I’m from Jacksonville, Florida. Graduated from William M. Raines High School.
When I graduated from FSU with a B.S. in Chemical Science and a minor in Theater, I found out I didn’t have the stomach to handle autopsies, so I took a job at the Jacksonville Electric Authority as a chemical assistance tech while I waited for my fiancé to graduate from FSU in 6 months. I then got a job as a Chemist in Los Angeles at Liquid Carbonic Compressed Gas Company. I went to Los Angeles because of my interest in motion picture production.
My brother, Donald Eugene Barringer aka “Donnie Bee” was a very popular disc jockey (DJ), singer and announcer. He had been performing on tv and live since we were kids. He was truly talented. He had been in Louisiana with me when I was in the Air Force and hosted a large nightclub, called the Afro Scene, as the DJ. He had also been a DJ on the radio in Tallahassee at WANM and was extremely popular. He had also come to California with me. Our mother pleaded with me not to do public affairs programming, but to do entertainment with my little brother…so I did. I produced videos for my little brother and we cofounded the Afro American Film Institute to produce motion pictures that have positive African American images. We also created our own production company called MacBarringer Communications.
Why you became a filmmaker as a director and producer?
I became a filmmaker as a director and producer because there was not a lot of opportunity to consistently work in film and television in 1980. If I wanted a project done, I was going to have to do it myself. I didn’t have access to motive studios, producers and directors. I would eventually wear all hats: Actor, Producer, Director, Cinematographer, Editor, Screen Writer and film cast & crew member! The show must go on.
I went to Law School at the University of West Los Angeles School of Law.
What are the films or people that had impacts on you and deeply inspired you to become a filmmaker?
Francisco Day, director and close associate of Cecil B. DeMille, did a seminar for the Afro American Film Institute (AAFI) where he explained Production Management: How to produce a movie from a script as a blueprint to make production schedule, script breakdown, budget, location scouting reports, releases, camera report, shot plots and a production report. I learned a lot from that seminar and used it to start producing movies. Professor Joseph Dacusso from Los Angeles Valley College taught me about all aspects of film and inspired me to be an independent producer, because he showed me how I could achieve production without a major studio’s backing.

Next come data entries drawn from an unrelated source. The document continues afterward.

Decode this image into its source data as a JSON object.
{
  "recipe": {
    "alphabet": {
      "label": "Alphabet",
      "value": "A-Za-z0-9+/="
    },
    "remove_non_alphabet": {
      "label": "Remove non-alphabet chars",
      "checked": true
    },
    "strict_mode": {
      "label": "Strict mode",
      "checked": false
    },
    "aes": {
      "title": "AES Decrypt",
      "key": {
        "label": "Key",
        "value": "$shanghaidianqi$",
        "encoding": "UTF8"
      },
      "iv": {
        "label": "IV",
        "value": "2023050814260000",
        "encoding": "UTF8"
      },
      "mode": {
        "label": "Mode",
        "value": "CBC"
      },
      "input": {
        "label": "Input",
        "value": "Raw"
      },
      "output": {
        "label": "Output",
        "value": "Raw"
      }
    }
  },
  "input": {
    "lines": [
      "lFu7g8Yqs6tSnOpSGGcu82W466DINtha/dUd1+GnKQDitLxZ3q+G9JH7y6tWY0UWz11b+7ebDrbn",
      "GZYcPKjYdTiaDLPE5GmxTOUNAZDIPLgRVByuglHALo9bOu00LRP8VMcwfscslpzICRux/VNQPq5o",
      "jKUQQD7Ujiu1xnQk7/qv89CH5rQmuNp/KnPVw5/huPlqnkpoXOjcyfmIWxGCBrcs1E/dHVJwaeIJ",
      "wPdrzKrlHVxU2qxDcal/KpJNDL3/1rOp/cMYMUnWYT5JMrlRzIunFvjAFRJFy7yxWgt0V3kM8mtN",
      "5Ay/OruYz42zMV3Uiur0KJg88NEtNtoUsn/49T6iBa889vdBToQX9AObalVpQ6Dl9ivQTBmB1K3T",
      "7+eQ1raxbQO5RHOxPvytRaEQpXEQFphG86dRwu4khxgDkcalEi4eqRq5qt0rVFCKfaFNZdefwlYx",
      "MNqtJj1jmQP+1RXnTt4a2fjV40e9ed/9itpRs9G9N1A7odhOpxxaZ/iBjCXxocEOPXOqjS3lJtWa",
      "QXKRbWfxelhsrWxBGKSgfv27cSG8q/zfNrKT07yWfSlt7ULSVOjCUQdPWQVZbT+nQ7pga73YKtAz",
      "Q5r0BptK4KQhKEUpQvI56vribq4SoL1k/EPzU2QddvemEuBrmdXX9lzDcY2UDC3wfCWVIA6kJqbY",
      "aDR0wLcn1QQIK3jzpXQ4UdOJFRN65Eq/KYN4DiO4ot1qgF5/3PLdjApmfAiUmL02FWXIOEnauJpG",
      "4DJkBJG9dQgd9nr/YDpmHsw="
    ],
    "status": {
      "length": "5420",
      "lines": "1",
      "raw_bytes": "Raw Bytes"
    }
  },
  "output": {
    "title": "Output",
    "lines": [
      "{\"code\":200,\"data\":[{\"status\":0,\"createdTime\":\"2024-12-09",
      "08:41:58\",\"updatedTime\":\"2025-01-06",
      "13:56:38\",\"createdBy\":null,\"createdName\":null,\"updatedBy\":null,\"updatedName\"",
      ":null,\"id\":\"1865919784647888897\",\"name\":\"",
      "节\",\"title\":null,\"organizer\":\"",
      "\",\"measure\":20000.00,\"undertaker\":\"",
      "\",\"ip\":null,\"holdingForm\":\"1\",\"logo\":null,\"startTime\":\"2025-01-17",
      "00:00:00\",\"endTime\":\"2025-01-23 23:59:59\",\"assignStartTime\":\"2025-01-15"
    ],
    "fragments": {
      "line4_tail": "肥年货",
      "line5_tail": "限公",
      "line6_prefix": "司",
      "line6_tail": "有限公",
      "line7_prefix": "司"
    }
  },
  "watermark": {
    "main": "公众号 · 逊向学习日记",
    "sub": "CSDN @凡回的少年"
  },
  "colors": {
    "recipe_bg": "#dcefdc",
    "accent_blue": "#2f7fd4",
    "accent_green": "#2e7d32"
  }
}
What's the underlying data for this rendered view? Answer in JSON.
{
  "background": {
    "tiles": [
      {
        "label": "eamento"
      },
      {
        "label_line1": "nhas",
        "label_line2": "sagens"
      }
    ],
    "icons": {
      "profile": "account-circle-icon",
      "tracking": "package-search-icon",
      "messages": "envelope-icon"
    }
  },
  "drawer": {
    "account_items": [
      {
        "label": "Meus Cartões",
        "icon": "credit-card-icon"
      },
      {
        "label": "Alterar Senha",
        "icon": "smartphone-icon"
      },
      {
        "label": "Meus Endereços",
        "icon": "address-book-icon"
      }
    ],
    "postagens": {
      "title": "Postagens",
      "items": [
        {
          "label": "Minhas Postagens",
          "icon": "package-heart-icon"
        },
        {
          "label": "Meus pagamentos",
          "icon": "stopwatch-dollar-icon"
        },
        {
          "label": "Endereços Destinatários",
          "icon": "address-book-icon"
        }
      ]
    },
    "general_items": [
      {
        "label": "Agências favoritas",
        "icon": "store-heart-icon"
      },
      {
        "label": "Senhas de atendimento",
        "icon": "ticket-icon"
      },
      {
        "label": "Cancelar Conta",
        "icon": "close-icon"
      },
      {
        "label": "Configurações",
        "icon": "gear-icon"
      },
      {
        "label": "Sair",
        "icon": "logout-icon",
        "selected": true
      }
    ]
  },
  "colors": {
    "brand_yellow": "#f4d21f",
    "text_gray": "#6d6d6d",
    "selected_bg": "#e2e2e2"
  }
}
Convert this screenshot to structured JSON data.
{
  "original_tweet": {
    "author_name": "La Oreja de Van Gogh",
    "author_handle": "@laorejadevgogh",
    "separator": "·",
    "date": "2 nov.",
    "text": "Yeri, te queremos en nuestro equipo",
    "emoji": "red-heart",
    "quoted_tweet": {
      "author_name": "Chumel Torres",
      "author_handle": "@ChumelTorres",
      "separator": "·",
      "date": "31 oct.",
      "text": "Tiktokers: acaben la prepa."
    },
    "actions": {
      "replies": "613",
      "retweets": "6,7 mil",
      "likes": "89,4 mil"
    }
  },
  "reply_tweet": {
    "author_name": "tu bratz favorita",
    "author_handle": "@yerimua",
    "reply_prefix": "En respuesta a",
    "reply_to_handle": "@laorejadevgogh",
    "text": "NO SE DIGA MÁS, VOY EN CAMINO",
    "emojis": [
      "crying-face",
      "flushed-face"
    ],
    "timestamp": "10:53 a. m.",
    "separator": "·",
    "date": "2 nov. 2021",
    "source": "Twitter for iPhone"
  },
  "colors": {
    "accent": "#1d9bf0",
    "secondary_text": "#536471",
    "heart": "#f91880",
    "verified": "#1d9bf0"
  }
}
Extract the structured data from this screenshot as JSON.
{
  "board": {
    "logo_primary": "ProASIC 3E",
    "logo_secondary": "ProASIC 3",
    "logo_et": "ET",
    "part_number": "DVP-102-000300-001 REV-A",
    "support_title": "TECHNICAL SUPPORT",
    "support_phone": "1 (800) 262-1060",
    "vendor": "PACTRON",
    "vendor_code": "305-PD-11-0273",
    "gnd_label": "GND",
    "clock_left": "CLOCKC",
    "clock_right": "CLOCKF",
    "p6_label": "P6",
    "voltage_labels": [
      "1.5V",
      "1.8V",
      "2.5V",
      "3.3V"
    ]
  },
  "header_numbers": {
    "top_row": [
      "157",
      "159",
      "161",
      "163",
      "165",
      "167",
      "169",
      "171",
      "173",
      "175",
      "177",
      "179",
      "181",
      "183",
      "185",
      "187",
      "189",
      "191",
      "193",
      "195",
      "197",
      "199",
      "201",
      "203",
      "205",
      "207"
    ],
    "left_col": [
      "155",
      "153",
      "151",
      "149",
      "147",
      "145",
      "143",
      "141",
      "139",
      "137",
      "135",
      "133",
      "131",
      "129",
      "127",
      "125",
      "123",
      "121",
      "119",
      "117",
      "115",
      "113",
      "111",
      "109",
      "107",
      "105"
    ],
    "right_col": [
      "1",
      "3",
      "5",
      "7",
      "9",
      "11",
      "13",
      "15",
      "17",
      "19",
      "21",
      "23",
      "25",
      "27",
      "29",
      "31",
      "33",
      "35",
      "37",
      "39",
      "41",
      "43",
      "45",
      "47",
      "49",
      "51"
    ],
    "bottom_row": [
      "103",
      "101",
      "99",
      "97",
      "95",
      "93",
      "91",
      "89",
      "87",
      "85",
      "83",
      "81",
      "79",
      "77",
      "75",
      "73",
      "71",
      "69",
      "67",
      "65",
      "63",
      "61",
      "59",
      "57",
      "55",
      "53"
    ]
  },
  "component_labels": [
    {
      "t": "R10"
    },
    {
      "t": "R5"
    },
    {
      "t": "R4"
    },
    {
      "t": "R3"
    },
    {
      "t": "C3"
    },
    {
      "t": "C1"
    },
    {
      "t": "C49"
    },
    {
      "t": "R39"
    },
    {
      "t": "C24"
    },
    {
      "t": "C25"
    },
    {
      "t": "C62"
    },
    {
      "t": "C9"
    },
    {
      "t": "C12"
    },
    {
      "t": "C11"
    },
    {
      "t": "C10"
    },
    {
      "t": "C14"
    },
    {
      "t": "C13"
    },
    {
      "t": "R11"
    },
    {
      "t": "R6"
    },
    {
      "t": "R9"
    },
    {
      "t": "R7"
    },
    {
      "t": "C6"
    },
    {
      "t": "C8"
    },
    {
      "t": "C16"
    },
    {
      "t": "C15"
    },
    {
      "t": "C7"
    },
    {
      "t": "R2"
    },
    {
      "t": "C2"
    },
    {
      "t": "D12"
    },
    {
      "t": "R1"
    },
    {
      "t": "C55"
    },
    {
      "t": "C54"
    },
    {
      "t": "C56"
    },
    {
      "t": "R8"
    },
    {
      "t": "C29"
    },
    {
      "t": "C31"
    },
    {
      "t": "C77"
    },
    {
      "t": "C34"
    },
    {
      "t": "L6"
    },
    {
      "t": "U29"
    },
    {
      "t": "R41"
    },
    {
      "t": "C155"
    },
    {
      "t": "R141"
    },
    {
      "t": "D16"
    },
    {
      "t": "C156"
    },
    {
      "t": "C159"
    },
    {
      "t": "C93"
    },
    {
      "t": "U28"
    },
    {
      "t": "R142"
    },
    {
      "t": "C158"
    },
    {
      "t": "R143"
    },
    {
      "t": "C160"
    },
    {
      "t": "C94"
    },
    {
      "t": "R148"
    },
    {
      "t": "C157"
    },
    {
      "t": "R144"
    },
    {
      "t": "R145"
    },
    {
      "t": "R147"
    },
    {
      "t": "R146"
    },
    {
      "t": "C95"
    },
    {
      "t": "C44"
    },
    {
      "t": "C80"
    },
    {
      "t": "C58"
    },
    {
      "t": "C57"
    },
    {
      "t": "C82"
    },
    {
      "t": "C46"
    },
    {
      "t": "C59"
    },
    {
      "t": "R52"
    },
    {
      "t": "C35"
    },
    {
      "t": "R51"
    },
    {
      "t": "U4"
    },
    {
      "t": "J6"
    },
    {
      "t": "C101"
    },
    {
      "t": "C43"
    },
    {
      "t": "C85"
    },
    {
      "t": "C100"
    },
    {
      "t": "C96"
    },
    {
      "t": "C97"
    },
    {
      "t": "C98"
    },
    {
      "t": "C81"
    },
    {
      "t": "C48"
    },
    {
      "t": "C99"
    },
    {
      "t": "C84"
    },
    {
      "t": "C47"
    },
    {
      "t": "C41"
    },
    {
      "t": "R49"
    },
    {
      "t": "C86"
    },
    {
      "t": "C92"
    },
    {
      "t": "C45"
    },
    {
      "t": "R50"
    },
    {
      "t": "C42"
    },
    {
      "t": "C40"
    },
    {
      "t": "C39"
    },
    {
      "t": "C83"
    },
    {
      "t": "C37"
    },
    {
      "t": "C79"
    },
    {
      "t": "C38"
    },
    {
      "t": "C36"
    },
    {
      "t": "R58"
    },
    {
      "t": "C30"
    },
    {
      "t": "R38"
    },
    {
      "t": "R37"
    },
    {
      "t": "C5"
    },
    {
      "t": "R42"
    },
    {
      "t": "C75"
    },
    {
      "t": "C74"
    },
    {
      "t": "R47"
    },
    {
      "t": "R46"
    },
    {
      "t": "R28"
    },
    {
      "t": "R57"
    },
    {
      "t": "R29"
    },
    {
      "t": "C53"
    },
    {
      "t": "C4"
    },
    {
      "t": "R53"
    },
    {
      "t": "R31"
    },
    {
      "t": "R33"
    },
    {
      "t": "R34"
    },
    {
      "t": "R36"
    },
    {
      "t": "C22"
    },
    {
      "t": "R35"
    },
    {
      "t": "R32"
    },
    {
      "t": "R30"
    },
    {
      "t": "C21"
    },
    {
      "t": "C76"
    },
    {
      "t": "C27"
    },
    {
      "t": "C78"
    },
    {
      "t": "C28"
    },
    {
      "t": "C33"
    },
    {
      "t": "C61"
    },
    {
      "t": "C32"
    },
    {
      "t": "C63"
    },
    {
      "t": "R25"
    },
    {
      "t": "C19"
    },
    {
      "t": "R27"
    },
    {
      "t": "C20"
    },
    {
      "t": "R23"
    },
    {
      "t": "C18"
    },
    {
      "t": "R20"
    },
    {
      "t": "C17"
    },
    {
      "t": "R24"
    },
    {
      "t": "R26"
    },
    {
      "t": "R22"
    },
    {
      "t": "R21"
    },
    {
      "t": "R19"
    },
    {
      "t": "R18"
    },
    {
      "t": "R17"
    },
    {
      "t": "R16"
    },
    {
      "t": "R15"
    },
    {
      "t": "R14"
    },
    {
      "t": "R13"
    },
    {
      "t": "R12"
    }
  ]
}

You have made your wonderful film "American History of Slavery" which got an official selection and awarded at the
“American Golden Picture International Film Festival.”
Why did you decide to make it?
I wanted to present the American History of Slavery from a different point of view and demonstrate that African Americans were more than just slaves in America…they were and continue to be patriotic citizens.
What challenges did you face in making this specific film?
Let us know more about your experience in this film?
My biggest challenge was trying to make every reported fact correct and honest as I could. I learned many historical things making this film and ended up intwining my own personal history into the documentary, which was not my original intention. I happened to have done an intense studio of my family history and when it occurred to me that I could identify on of my ancestors back to before the Revolutionary War…I did.
The Narration and Editing added to your film. What was it like to work with your team?
This time it was just me, but in all of my previous productions it has always been a great and rewarding experience working with friends and AAFI interns.
What was the biggest lesson you had to learn after making this film?
I learned, for some reason and I still don’t understand, that audiences prefer this documentary without music.
What keeps you inspired to continue filmmaking?
Because it has never been an income resource, I’ve done it and continue to do it as my art and my way of expressing how I see things to the world. I love it. It certainly wasn’t my family complaining about…”old lord…here he comes with that damn camera!”
What are your filmmaking goals?
I would like to participate in one of my movies that is produced and distributed by a major studio.
What is your next project?
My next project is called, “The Bracelet”. The cast is being assembled and we have a table read scheduled next week. It is an experimental animation. Animated because I wrote in back in the 90’s as a live action idea, but it takes place in Africa and I can’t afford to film in Africa of make sets here or finance finding suitable locations, so I’ll animate it with a new experimental idea.
C. Mack’s Links:
C. Edward Mack